┌─ EXERCISE DATA

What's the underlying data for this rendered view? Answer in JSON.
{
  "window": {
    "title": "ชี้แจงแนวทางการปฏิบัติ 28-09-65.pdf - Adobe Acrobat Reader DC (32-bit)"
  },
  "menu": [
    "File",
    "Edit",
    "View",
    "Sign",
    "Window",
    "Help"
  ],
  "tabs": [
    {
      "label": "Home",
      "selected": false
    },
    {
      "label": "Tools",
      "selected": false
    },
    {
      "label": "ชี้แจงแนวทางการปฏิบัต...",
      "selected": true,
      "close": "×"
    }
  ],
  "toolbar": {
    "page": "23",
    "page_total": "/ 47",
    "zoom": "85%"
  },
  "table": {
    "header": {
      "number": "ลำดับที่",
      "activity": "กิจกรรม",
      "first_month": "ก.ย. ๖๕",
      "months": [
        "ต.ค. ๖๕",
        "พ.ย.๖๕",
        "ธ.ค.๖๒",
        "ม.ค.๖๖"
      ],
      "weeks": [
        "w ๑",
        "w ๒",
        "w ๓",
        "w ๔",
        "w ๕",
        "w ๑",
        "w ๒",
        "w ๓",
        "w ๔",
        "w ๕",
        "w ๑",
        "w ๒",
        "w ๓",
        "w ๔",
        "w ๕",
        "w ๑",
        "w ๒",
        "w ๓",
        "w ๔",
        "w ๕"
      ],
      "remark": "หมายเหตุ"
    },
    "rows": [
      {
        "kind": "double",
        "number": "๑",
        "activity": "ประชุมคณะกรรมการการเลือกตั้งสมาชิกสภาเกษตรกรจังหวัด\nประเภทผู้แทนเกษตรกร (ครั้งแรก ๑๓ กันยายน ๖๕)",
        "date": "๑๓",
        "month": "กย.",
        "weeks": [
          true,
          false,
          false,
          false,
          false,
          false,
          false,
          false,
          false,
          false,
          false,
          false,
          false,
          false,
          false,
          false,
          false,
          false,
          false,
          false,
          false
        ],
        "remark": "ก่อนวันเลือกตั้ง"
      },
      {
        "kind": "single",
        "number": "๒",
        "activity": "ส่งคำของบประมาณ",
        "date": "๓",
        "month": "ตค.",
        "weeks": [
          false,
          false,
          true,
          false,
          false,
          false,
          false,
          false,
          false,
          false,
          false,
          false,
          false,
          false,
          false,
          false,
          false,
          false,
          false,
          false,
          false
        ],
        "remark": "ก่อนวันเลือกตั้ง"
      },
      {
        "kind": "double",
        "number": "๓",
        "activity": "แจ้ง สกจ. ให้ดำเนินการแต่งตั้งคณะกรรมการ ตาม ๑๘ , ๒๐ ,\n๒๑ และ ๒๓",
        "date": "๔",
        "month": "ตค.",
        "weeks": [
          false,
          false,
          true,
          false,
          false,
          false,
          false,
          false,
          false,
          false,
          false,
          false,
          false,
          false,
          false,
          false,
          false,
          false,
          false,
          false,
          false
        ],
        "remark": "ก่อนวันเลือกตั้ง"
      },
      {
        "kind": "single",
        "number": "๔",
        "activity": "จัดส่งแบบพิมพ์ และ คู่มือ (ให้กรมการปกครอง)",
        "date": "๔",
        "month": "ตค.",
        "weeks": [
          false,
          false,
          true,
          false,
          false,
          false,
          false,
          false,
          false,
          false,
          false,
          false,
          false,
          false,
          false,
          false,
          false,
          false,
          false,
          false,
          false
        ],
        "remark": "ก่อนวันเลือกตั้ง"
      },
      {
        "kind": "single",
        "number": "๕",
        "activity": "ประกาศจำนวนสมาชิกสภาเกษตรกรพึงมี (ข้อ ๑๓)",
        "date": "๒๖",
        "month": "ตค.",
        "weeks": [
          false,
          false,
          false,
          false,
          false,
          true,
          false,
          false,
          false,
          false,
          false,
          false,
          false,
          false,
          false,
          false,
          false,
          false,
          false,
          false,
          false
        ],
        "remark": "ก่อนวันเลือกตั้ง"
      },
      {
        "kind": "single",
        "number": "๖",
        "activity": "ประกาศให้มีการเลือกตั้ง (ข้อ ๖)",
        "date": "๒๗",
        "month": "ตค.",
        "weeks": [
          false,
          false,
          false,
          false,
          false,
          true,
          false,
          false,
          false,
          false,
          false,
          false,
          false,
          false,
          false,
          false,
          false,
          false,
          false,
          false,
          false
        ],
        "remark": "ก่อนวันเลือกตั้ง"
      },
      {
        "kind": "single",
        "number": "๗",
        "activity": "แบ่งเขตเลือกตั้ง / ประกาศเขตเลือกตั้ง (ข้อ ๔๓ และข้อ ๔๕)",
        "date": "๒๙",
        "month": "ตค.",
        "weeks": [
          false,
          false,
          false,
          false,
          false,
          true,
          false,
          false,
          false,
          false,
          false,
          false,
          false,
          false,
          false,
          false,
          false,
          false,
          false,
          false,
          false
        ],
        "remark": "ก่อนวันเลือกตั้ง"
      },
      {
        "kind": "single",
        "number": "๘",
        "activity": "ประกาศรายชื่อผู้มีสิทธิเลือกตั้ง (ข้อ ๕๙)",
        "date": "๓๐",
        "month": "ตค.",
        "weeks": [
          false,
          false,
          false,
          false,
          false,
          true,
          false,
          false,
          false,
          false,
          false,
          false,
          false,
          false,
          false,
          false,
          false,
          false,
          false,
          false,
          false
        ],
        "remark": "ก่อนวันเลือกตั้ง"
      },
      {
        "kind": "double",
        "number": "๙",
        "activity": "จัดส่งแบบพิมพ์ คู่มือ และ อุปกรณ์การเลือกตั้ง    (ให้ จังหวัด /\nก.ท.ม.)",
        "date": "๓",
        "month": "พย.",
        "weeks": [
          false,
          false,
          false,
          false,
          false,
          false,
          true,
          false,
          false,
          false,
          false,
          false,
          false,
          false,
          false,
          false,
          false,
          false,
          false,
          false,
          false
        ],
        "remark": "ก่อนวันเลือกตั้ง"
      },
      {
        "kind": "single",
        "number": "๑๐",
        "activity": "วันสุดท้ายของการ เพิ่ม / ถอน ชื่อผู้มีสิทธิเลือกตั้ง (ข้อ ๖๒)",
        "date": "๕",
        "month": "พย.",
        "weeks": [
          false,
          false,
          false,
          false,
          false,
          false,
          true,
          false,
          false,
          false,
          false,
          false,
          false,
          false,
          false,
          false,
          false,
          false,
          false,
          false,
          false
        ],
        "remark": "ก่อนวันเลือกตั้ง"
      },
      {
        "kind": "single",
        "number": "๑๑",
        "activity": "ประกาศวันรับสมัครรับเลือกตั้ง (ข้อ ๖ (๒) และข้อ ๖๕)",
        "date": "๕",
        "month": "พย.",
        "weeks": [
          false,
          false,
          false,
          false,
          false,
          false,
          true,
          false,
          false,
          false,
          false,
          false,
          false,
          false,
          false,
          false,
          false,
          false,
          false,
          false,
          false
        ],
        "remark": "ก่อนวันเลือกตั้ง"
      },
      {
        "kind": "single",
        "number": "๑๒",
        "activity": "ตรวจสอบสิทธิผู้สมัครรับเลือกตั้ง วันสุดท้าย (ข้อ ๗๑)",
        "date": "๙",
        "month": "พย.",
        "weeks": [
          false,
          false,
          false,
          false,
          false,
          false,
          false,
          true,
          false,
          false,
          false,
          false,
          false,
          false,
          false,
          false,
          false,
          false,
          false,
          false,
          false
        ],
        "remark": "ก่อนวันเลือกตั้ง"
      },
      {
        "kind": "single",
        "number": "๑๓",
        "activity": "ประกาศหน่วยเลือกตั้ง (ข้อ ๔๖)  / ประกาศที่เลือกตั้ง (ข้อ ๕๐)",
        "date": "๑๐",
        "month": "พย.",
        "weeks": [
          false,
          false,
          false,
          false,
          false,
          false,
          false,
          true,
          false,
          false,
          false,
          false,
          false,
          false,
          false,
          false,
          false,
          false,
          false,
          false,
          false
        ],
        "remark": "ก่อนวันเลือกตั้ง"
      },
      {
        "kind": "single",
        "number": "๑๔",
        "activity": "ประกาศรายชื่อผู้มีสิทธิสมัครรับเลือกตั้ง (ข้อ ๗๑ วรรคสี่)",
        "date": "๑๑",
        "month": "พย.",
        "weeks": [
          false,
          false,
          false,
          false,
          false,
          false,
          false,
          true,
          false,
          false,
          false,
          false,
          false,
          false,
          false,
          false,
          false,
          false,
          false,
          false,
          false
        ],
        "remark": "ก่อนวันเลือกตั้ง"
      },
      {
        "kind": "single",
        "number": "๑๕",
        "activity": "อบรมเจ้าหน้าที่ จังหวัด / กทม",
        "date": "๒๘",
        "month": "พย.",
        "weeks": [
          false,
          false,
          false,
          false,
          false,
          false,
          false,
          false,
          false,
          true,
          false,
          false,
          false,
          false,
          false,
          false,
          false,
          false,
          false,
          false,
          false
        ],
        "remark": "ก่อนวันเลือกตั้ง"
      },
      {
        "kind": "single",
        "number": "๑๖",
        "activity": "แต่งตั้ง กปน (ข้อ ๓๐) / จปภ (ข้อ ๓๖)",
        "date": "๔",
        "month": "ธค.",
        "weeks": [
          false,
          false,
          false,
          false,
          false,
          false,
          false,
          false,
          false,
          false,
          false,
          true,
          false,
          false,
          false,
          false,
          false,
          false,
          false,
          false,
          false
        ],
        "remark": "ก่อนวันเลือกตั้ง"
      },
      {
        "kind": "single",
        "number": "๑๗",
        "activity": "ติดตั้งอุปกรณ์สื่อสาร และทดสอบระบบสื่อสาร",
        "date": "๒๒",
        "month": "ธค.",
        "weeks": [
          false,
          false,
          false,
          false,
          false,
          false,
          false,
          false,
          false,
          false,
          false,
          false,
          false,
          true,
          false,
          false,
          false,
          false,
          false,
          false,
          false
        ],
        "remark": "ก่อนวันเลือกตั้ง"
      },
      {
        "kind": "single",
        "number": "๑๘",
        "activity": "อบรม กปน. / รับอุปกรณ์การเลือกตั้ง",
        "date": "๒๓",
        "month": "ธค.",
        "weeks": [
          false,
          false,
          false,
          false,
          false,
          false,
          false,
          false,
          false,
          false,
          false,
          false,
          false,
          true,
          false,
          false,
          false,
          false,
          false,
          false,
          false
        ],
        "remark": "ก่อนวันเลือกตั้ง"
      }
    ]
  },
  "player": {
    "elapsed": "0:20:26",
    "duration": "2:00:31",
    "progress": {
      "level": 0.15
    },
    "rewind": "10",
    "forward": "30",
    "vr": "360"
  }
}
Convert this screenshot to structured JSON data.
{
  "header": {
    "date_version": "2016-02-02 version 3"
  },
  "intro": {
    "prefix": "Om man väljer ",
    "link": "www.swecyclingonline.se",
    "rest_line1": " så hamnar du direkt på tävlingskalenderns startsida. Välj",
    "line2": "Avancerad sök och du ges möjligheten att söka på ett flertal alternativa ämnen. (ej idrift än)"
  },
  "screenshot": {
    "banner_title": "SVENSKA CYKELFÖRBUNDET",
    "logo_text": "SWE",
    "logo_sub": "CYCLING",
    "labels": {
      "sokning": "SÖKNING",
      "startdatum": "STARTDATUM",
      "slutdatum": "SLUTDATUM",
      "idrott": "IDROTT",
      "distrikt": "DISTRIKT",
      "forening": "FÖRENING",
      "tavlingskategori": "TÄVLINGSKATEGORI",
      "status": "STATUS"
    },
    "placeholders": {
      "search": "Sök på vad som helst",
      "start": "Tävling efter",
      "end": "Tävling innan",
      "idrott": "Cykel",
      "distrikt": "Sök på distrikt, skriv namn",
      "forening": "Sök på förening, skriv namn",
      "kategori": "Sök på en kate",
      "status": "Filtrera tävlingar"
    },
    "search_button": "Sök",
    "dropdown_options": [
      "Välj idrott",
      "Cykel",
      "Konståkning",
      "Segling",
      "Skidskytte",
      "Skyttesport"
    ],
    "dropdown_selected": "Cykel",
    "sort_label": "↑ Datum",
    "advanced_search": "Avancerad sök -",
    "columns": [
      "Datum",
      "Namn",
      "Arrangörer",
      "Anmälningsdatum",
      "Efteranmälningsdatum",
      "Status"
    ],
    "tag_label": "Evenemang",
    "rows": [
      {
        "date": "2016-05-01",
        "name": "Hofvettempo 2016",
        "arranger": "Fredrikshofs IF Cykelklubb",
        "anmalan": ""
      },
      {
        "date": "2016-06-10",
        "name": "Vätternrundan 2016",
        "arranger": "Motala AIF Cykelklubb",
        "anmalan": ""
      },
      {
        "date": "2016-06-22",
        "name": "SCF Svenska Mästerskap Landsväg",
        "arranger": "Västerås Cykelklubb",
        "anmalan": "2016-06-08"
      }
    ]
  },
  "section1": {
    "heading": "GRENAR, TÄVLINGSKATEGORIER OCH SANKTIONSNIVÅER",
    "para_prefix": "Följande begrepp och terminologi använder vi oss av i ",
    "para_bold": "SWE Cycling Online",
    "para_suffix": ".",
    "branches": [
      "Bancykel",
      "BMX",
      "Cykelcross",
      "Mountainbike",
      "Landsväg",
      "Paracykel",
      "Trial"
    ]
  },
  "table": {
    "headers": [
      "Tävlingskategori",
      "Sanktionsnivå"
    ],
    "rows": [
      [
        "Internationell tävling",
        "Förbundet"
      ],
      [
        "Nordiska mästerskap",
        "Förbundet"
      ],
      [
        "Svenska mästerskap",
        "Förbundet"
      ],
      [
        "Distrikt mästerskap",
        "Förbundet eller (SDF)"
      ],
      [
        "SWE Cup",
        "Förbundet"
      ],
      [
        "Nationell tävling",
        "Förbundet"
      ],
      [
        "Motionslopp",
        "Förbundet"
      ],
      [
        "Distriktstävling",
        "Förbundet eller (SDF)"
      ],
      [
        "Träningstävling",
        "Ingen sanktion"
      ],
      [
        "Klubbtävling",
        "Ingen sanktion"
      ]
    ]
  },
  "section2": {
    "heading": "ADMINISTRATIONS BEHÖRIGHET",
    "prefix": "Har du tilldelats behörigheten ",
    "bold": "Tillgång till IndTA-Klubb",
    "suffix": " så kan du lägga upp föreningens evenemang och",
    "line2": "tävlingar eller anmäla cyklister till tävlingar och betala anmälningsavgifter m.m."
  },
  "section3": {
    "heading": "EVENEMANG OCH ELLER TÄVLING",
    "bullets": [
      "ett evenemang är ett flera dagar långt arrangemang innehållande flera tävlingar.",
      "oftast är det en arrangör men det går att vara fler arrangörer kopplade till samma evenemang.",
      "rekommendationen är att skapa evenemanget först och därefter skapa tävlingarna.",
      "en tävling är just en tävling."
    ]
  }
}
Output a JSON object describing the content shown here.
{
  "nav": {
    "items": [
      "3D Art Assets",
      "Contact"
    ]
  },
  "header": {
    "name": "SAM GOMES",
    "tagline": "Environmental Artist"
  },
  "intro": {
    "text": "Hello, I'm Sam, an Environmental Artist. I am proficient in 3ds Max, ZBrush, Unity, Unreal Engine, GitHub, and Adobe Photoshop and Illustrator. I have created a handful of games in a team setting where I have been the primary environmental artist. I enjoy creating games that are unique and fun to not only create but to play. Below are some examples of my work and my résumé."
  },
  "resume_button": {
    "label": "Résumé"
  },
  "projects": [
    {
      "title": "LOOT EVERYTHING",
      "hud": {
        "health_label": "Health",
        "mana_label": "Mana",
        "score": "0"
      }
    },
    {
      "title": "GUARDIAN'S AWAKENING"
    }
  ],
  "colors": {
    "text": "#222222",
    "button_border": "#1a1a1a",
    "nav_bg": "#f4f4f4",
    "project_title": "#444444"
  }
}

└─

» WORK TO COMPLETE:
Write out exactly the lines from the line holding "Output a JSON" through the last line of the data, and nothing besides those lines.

» ANSWER SECTION:
Output a JSON object describing the content shown here.
{
  "nav": {
    "items": [
      "3D Art Assets",
      "Contact"
    ]
  },
  "header": {
    "name": "SAM GOMES",
    "tagline": "Environmental Artist"
  },
  "intro": {
    "text": "Hello, I'm Sam, an Environmental Artist. I am proficient in 3ds Max, ZBrush, Unity, Unreal Engine, GitHub, and Adobe Photoshop and Illustrator. I have created a handful of games in a team setting where I have been the primary environmental artist. I enjoy creating games that are unique and fun to not only create but to play. Below are some examples of my work and my résumé."
  },
  "resume_button": {
    "label": "Résumé"
  },
  "projects": [
    {
      "title": "LOOT EVERYTHING",
      "hud": {
        "health_label": "Health",
        "mana_label": "Mana",
        "score": "0"
      }
    },
    {
      "title": "GUARDIAN'S AWAKENING"
    }
  ],
  "colors": {
    "text": "#222222",
    "button_border": "#1a1a1a",
    "nav_bg": "#f4f4f4",
    "project_title": "#444444"
  }
}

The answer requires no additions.